We can use this to our advantage. We multiplied the powers of the primitive 8th root with those of the primitive 4th root and obtained a third series. They are pictured below. But when we take the square root of the 8th root, we can go one step further, that is, to the 16th root. I multiply the three series that we had until now, with the series of the 16th primitive root. From this multiplication three new frequencies result. Together with the old frequencies and the 16th primitive root, this gives already seven different frequencies. Continuing this pattern and multiply with the 32th primitive root, would fill the spaces between the existing frequencies again, resulting in a total of fifteen frequencies. Drawing that would be a mess, so I decided to do another type of illustration. I made a MaxMsp patch that can do these multiplications. It has a cascade of five complex oscillators, going down till the 64th root of unity, and four multiply-and-add procedures. Audacity's spectrum analyzer tells this about the outputs: 31 evenly spaced frequencies, the first being around 690 Hz and the last one around 21360 Hz. Real output and imaginary output have the same spectrum, but their waveshapes differ. These shapes are remarkable anyway. They are both approaching a pulse. That is no coincidence. A pure pulse contains all frequencies (in phase), and here we are on the way to that state. My page Quadrature Mixing has more detailed plots of multiplied complex sinusoids. It was only a few minutes work to expand the MaxMsp patch with three more oscillators: the 128th, 256th and 512th root of unity. Now we have 255 evenly spaced frequencies, starting at 86 Hz. My eight complex oscillators are at 86.13, 172.26, 344.53, 689.06, 1378.16, 2756.25, 5512.5 and 11025 Hz. These are octaves. The generated frequencies are all harmonics from 86.13 Hz to 21964 Hz, 255 harmonics in total. Not one single harmonic is missing.

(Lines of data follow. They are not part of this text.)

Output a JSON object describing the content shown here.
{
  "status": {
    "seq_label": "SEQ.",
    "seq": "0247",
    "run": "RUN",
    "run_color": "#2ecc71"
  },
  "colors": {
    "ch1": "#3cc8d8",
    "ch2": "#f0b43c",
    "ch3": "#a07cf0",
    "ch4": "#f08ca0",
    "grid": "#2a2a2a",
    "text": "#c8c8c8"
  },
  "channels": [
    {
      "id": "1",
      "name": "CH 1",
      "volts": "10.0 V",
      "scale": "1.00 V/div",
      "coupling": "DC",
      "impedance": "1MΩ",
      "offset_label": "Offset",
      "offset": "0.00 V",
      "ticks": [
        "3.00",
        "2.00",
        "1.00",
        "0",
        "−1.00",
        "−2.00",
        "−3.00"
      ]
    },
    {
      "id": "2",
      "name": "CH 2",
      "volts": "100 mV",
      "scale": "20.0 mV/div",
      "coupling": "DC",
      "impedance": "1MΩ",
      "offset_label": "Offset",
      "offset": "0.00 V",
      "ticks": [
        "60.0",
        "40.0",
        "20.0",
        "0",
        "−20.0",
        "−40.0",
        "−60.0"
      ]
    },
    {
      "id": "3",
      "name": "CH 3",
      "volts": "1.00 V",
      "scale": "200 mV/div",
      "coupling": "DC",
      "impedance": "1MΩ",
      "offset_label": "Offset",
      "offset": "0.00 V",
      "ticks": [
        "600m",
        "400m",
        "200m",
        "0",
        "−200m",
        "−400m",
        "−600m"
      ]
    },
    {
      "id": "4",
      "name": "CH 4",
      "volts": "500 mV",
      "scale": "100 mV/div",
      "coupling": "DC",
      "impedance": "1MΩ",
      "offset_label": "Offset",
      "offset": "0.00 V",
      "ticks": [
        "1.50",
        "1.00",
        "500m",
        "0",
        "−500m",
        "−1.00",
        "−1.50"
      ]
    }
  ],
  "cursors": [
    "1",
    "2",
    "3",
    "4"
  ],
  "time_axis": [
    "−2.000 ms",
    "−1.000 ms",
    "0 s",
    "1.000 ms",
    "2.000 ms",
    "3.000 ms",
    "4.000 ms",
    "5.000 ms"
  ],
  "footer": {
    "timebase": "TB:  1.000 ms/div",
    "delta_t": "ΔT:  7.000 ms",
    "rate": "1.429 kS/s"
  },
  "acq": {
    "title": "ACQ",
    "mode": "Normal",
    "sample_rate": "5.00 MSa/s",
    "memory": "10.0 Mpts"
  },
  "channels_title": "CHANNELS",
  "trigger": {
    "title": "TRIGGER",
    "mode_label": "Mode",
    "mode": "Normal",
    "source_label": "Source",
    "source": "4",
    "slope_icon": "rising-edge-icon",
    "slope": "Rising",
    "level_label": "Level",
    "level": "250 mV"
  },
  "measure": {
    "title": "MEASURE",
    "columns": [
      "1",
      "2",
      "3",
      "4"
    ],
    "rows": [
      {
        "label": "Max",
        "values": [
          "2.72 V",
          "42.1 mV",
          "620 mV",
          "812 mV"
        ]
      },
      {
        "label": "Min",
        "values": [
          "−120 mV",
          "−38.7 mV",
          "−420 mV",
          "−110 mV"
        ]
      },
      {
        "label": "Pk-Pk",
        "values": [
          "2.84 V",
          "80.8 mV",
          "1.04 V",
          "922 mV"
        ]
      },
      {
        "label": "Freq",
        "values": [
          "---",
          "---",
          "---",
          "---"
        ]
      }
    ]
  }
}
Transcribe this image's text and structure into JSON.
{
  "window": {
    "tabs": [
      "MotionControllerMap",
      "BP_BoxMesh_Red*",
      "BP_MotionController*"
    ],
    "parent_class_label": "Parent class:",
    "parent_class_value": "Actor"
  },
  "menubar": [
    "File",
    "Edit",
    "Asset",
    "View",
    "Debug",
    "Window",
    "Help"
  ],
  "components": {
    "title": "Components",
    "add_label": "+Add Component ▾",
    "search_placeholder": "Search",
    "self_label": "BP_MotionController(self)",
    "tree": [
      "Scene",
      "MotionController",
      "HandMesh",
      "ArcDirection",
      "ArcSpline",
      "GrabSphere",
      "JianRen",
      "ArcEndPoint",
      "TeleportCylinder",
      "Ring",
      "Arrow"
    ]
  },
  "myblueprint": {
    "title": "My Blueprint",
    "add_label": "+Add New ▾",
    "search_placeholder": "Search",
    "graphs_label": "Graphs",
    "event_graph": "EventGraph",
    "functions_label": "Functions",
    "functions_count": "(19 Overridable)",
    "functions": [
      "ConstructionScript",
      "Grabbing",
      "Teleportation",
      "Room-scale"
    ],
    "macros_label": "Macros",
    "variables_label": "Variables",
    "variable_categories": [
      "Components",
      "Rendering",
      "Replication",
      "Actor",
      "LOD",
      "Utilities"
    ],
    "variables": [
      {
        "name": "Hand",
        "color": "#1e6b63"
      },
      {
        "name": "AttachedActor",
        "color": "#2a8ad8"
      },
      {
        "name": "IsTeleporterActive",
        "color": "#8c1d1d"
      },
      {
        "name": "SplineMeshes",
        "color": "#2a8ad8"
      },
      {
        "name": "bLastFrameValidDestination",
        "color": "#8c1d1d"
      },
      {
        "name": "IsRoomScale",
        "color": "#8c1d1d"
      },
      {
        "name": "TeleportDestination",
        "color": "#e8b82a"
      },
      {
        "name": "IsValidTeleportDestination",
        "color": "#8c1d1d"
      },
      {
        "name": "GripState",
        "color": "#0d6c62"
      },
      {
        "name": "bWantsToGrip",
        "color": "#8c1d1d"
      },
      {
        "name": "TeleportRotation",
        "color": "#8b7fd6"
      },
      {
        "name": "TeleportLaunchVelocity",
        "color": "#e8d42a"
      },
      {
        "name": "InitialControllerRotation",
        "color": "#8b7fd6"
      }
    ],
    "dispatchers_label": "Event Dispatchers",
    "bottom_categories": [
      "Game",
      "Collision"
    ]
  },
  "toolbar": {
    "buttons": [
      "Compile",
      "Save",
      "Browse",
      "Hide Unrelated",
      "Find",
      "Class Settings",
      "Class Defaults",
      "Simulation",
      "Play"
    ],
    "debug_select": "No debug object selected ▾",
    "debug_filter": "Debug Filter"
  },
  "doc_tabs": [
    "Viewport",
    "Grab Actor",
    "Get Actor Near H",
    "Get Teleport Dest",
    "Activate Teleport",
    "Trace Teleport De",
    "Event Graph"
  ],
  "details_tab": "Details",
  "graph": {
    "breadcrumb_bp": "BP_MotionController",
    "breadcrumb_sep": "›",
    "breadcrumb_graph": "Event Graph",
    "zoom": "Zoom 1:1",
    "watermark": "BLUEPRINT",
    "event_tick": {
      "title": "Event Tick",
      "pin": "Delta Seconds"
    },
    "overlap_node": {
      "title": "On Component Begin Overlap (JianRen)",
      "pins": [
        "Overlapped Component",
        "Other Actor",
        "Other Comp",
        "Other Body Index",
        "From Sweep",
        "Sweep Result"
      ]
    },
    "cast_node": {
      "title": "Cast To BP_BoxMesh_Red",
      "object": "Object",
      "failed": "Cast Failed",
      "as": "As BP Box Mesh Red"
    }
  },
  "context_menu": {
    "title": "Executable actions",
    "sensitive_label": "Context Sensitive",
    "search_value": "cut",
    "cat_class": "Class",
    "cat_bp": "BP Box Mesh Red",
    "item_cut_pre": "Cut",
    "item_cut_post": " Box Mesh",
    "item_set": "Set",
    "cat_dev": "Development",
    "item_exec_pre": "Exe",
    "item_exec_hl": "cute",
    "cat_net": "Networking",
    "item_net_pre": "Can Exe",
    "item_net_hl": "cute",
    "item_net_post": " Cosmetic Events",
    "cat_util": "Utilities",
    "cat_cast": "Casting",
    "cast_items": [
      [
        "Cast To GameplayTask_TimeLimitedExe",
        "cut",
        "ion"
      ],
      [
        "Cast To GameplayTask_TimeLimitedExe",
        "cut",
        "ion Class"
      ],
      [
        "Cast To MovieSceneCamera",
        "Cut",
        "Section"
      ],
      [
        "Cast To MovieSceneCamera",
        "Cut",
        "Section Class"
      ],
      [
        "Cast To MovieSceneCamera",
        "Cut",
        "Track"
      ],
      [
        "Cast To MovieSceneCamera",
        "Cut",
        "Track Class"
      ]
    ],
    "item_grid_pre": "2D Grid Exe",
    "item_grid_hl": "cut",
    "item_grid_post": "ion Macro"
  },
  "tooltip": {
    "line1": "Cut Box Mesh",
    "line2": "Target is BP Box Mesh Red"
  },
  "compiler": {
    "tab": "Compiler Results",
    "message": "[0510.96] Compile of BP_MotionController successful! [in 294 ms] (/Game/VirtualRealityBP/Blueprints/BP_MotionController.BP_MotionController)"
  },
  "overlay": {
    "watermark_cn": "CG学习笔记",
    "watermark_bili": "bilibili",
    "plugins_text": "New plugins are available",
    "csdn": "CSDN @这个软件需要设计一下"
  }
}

The reason for doing this experiment was not because of the beautiful sound. Hah! You would not want to hear it more than one time. No, I was driven by curiosity. Roots of unity, and roots of roots of unity, and roots thereof etcetera, are an essential ingredient of Fast Fourier Transform. I just wanted to play around with it, because it is quite abstract otherwise.

 Wanna hear a Fourier kernel?